Urban Farming Doc Inspiring, But Glosses Over Deeper Challenges of the Sustainable Food Movement
Film Review: Growing Cities
Urban Farming has certainly hit it big. It has a Macarthur Genius (Will Allen), a proponent in the white house (Michelle Obama), and, now, a suite of films promoting its virtues. As an urban farmer, and one who’s been interviewed for some of these films (full disclosure, including the subject of this review), I should be excited. And I am! Like so many others, I got into urban farming because I saw in it a political act to confront many social, ecological, and economic crises at once. Starting with local communities where people are — the city — we could challenge the dominant industrial food system and construct a viable alternative.
Photo courtesy MMW Horticulture Group
To see these hopes and values that got me into urban farming being spread across the country is promising. Growing Cities, one of the most recent documentaries to focus on the resurgence of urban farming in the United States, does a great job of exhibiting, explaining, and extolling this promise.
The film starts with a quote from Abraham Lincoln that — were you to not know who said it — you might attribute to a revolutionary. The quote claims that no community with the skills of growing food can be subjected to oppression. This is the underlying belief that motivated me, like so many others, to pursue urban farming as a political act. Yet, outside the appeal of this idea, the question remains: was Lincoln actually right?
Growing Cities presents clearly the motivations of urban farmers, the environmental and social stakes involved in changing the dominant food system, and the ways in which urban farming might truly form a solution. In making their film for a wide American audience, director Dan Sussman and company chose to focus on the positives of urban farming, occasionally glossing over some of the deeper challenges, complexities, and contradictions of the movement. This is understandable: as any documentary filmmaker knows, something must be left on the cutting room floor, and an hour and half is never much time to cover the full complexity of any real human issue.
For someone new to urban farming, the film offers plenty of new ideas to chew on and inspiration to act on; it is meant to draw newbies in, and I’m sure it will do just that. But for veteran urban farmers like myself, long committed to urban farming, the film only scratches the surface of the issue.
There are three issues that I felt were missing, which relate to the veracity of the Lincoln quote. Can urban farming create a ‘sustainable food system’ and ‘strengthen communities’ (two of the claims repeated in Growing Cities) if it doesn’t address the racial character of inequality in the food system and our society at large, the counter-sustainability tendencies of capitalist economies, or the reticence of those who currently profit from the existing food system to allow decentralized, community-based alternatives to flourish?
These issues (race, capitalism, and political antagonism) are largely ignored in the film, though to the filmmakers’ credit, they make sure to include advice to would-be urban farmers from privileged backgrounds (namely, young white middle class do-gooders) that they should seek to support poorer communities of color in their own work rather than patronizingly decide what those communities need. The film’s final message that Americans should “grow where you are” and participate in this movement by starting in their own communities is one that is essential to any advocate seeking to expand the ranks of urban farmers. The movement doesn’t need self-righteous, outsider idealists: it needs relationship-based community builders.

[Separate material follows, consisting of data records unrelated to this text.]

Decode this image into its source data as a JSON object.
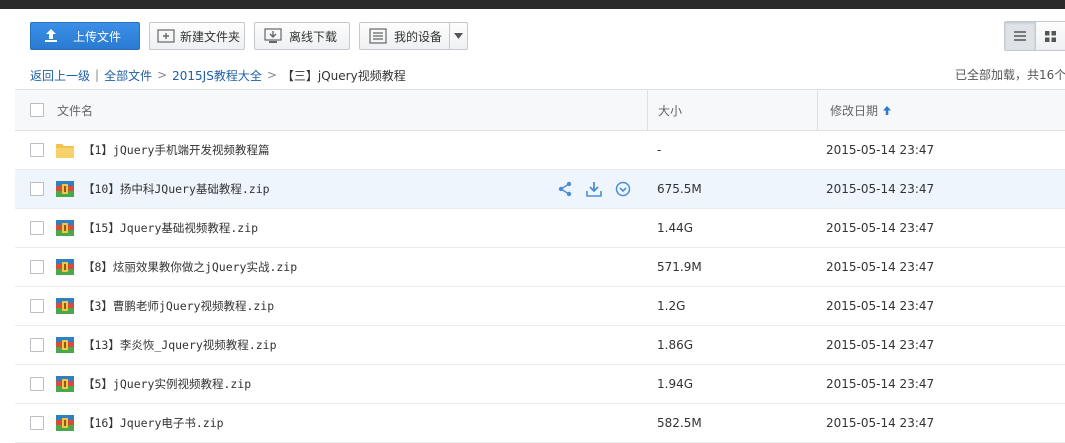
{
  "toolbar": {
    "upload_label": "上传文件",
    "new_folder_label": "新建文件夹",
    "offline_download_label": "离线下载",
    "my_devices_label": "我的设备"
  },
  "breadcrumb": {
    "back": "返回上一级",
    "divider": "|",
    "items": [
      "全部文件",
      "2015JS教程大全"
    ],
    "separator": ">",
    "current": "【三】jQuery视频教程"
  },
  "load_status": "已全部加载，共16个",
  "table": {
    "headers": {
      "name": "文件名",
      "size": "大小",
      "modified": "修改日期"
    },
    "rows": [
      {
        "name": "【1】jQuery手机端开发视频教程篇",
        "size": "-",
        "date": "2015-05-14 23:47",
        "type": "folder"
      },
      {
        "name": "【10】扬中科JQuery基础教程.zip",
        "size": "675.5M",
        "date": "2015-05-14 23:47",
        "type": "zip"
      },
      {
        "name": "【15】Jquery基础视频教程.zip",
        "size": "1.44G",
        "date": "2015-05-14 23:47",
        "type": "zip"
      },
      {
        "name": "【8】炫丽效果教你做之jQuery实战.zip",
        "size": "571.9M",
        "date": "2015-05-14 23:47",
        "type": "zip"
      },
      {
        "name": "【3】曹鹏老师jQuery视频教程.zip",
        "size": "1.2G",
        "date": "2015-05-14 23:47",
        "type": "zip"
      },
      {
        "name": "【13】李炎恢_Jquery视频教程.zip",
        "size": "1.86G",
        "date": "2015-05-14 23:47",
        "type": "zip"
      },
      {
        "name": "【5】jQuery实例视频教程.zip",
        "size": "1.94G",
        "date": "2015-05-14 23:47",
        "type": "zip"
      },
      {
        "name": "【16】Jquery电子书.zip",
        "size": "582.5M",
        "date": "2015-05-14 23:47",
        "type": "zip"
      }
    ]
  },
  "colors": {
    "accent": "#2a7ad2",
    "link": "#1f5fa8",
    "hover_row": "#eef5fd",
    "folder": "#f2c14e"
  },
  "icons": {
    "upload": "upload-icon",
    "new_folder": "folder-plus-icon",
    "offline": "download-box-icon",
    "devices": "device-icon",
    "list_view": "list-view-icon",
    "grid_view": "grid-view-icon",
    "share": "share-icon",
    "download": "download-icon",
    "more": "more-icon",
    "sort": "sort-up-icon"
  }
}
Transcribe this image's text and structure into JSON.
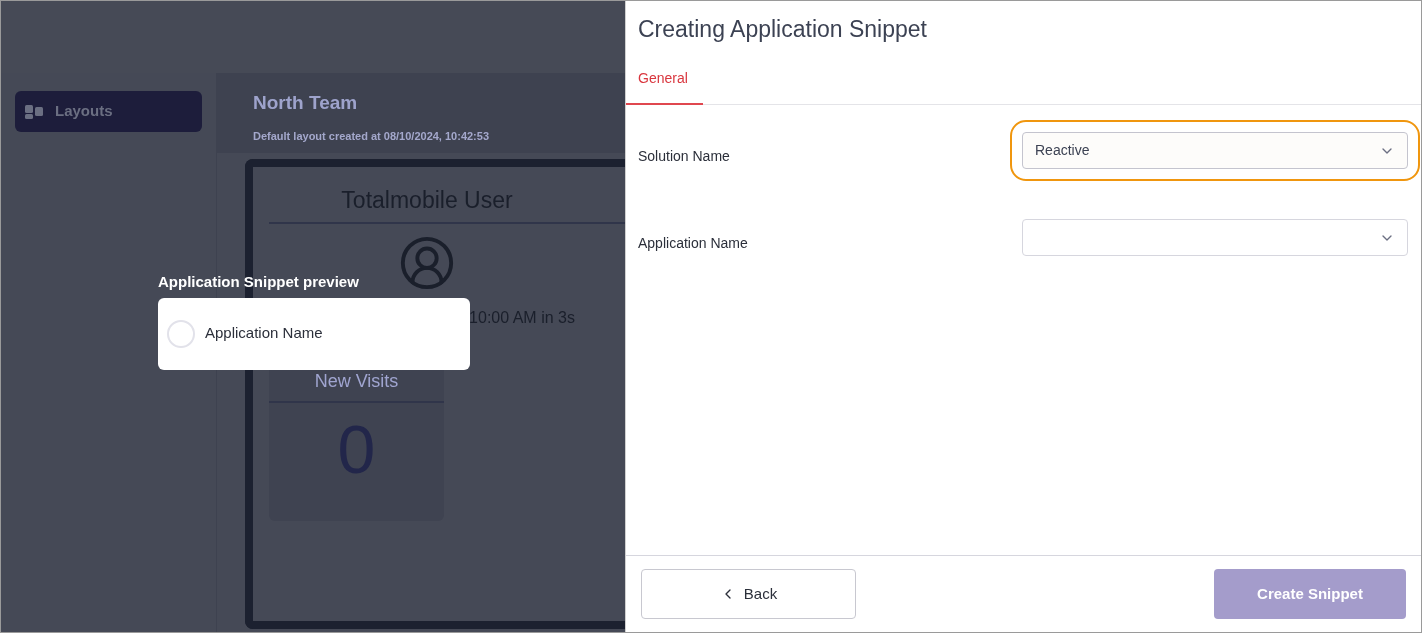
{
  "sidebar": {
    "items": [
      {
        "label": "Layouts",
        "selected": true
      }
    ]
  },
  "layout_header": {
    "title": "North Team",
    "subtitle": "Default layout created at 08/10/2024, 10:42:53"
  },
  "dashboard": {
    "user_card": {
      "title": "Totalmobile User",
      "status": "10:00 AM in 3s"
    },
    "visits_card": {
      "title": "New Visits",
      "value": "0"
    }
  },
  "preview": {
    "title": "Application Snippet preview",
    "item": {
      "label": "Application Name",
      "checked": false
    }
  },
  "dialog": {
    "title": "Creating Application Snippet",
    "tabs": [
      {
        "label": "General",
        "selected": true
      }
    ],
    "fields": [
      {
        "label": "Solution Name",
        "value": "Reactive",
        "focused": true
      },
      {
        "label": "Application Name",
        "focused": false
      }
    ],
    "buttons": [
      {
        "label": "Back",
        "kind": "back",
        "disabled": false
      },
      {
        "label": "Create Snippet",
        "kind": "primary",
        "disabled": true
      }
    ]
  }
}
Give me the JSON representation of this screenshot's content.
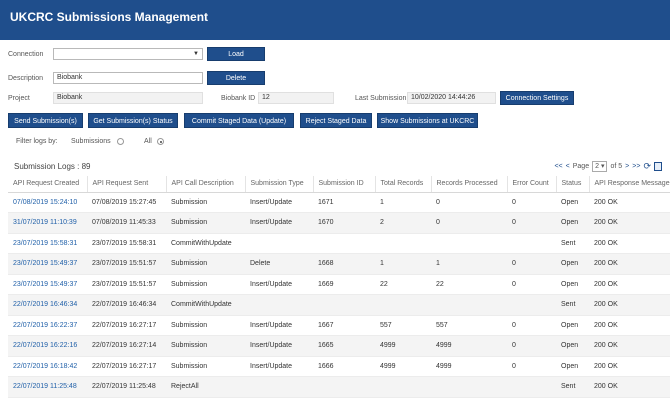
{
  "header": {
    "title": "UKCRC Submissions Management"
  },
  "connection": {
    "label": "Connection",
    "value": "",
    "load_label": "Load"
  },
  "description": {
    "label": "Description",
    "value": "Biobank",
    "delete_label": "Delete"
  },
  "project": {
    "label": "Project",
    "value": "Biobank"
  },
  "biobank_id": {
    "label": "Biobank ID",
    "value": "12"
  },
  "last_submission": {
    "label": "Last Submission",
    "value": "10/02/2020 14:44:26"
  },
  "connection_settings_label": "Connection Settings",
  "actions": {
    "send": "Send Submission(s)",
    "get_status": "Get Submission(s) Status",
    "commit": "Commit Staged Data (Update)",
    "reject": "Reject Staged Data",
    "show": "Show Submissions at UKCRC"
  },
  "filter": {
    "label": "Filter logs by:",
    "submissions": "Submissions",
    "all": "All",
    "selected": "all"
  },
  "logs": {
    "title": "Submission Logs : 89"
  },
  "pager": {
    "first": "<<",
    "prev": "<",
    "page_label": "Page",
    "page": "2",
    "of_label": "of 5",
    "next": ">",
    "last": ">>"
  },
  "table": {
    "columns": [
      "API Request Created",
      "API Request Sent",
      "API Call Description",
      "Submission Type",
      "Submission ID",
      "Total Records",
      "Records Processed",
      "Error Count",
      "Status",
      "API Response Message"
    ],
    "rows": [
      [
        "07/08/2019 15:24:10",
        "07/08/2019 15:27:45",
        "Submission",
        "Insert/Update",
        "1671",
        "1",
        "0",
        "0",
        "Open",
        "200 OK"
      ],
      [
        "31/07/2019 11:10:39",
        "07/08/2019 11:45:33",
        "Submission",
        "Insert/Update",
        "1670",
        "2",
        "0",
        "0",
        "Open",
        "200 OK"
      ],
      [
        "23/07/2019 15:58:31",
        "23/07/2019 15:58:31",
        "CommitWithUpdate",
        "",
        "",
        "",
        "",
        "",
        "Sent",
        "200 OK"
      ],
      [
        "23/07/2019 15:49:37",
        "23/07/2019 15:51:57",
        "Submission",
        "Delete",
        "1668",
        "1",
        "1",
        "0",
        "Open",
        "200 OK"
      ],
      [
        "23/07/2019 15:49:37",
        "23/07/2019 15:51:57",
        "Submission",
        "Insert/Update",
        "1669",
        "22",
        "22",
        "0",
        "Open",
        "200 OK"
      ],
      [
        "22/07/2019 16:46:34",
        "22/07/2019 16:46:34",
        "CommitWithUpdate",
        "",
        "",
        "",
        "",
        "",
        "Sent",
        "200 OK"
      ],
      [
        "22/07/2019 16:22:37",
        "22/07/2019 16:27:17",
        "Submission",
        "Insert/Update",
        "1667",
        "557",
        "557",
        "0",
        "Open",
        "200 OK"
      ],
      [
        "22/07/2019 16:22:16",
        "22/07/2019 16:27:14",
        "Submission",
        "Insert/Update",
        "1665",
        "4999",
        "4999",
        "0",
        "Open",
        "200 OK"
      ],
      [
        "22/07/2019 16:18:42",
        "22/07/2019 16:27:17",
        "Submission",
        "Insert/Update",
        "1666",
        "4999",
        "4999",
        "0",
        "Open",
        "200 OK"
      ],
      [
        "22/07/2019 11:25:48",
        "22/07/2019 11:25:48",
        "RejectAll",
        "",
        "",
        "",
        "",
        "",
        "Sent",
        "200 OK"
      ]
    ]
  }
}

The one question the filmmakers do ask skeptically of urban farming is whether it is “here to stay,” or is just a response to historically bad economic conditions, a pattern the filmmakers notice when surveying the past 100 years of urban farming cycles, related to world wars and economic downturns. This is an important question, and indicates the way that urban farming has in the past both tangibly helped communities facing tough times, at the same time that it has failed to undermine the ultimately unsustainable status quo of industrialism, race and class based inequality, and profit-driven urban development.
In the end, we have to accept that different forms of media are needed to create change in the food system. People need to start somewhere, and most people in the USA are probably in need of the kind of “urban farming primer” offered by Growing Cities.
Just as it is naïve to expect rooftop tomatoes to solve the food system’s problems, it is naïve to expect most Americans to jump right into a critique of capitalism, or to make the connection between racism and federal farm policy. I just hope that Dan (or someone) follows up the valuable contribution of Growing Cities with films that challenge us not to seek overly-simple solutions to complex and multi-layered problems. The food movement needs documentaries that illuminate how food system dysfunction is unavoidably political, and introduce audiences to the kinds of sophisticated and long-term political organizing needed to combat that dysfunction.